Could you retype the records below exactly as they appear, skipping any pictures?

*** DATA EXCERPTS

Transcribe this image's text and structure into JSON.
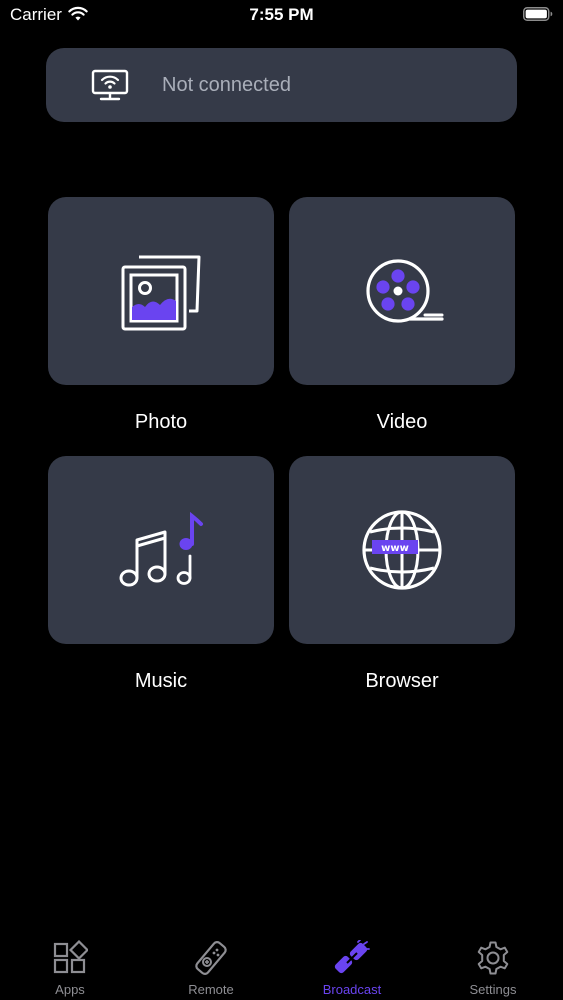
{
  "status_bar": {
    "carrier": "Carrier",
    "time": "7:55 PM"
  },
  "connection": {
    "status": "Not connected",
    "icon": "cast-tv-icon"
  },
  "tiles": [
    {
      "label": "Photo",
      "icon": "photo-icon"
    },
    {
      "label": "Video",
      "icon": "film-reel-icon"
    },
    {
      "label": "Music",
      "icon": "music-notes-icon"
    },
    {
      "label": "Browser",
      "icon": "globe-www-icon"
    }
  ],
  "tab_bar": {
    "tabs": [
      {
        "label": "Apps",
        "icon": "apps-grid-icon",
        "active": false
      },
      {
        "label": "Remote",
        "icon": "remote-icon",
        "active": false
      },
      {
        "label": "Broadcast",
        "icon": "broadcast-icon",
        "active": true
      },
      {
        "label": "Settings",
        "icon": "gear-icon",
        "active": false
      }
    ]
  },
  "colors": {
    "background": "#000000",
    "card": "#353a48",
    "accent": "#6a44f0",
    "muted_text": "#a9aeb9",
    "inactive_tab": "#8e8e93"
  }
}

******

▶ **ANSWER TO THIS PROBLEM**
Transcribe this image's text and structure into JSON.
{
  "status_bar": {
    "carrier": "Carrier",
    "time": "7:55 PM"
  },
  "connection": {
    "status": "Not connected",
    "icon": "cast-tv-icon"
  },
  "tiles": [
    {
      "label": "Photo",
      "icon": "photo-icon"
    },
    {
      "label": "Video",
      "icon": "film-reel-icon"
    },
    {
      "label": "Music",
      "icon": "music-notes-icon"
    },
    {
      "label": "Browser",
      "icon": "globe-www-icon"
    }
  ],
  "tab_bar": {
    "tabs": [
      {
        "label": "Apps",
        "icon": "apps-grid-icon",
        "active": false
      },
      {
        "label": "Remote",
        "icon": "remote-icon",
        "active": false
      },
      {
        "label": "Broadcast",
        "icon": "broadcast-icon",
        "active": true
      },
      {
        "label": "Settings",
        "icon": "gear-icon",
        "active": false
      }
    ]
  },
  "colors": {
    "background": "#000000",
    "card": "#353a48",
    "accent": "#6a44f0",
    "muted_text": "#a9aeb9",
    "inactive_tab": "#8e8e93"
  }
}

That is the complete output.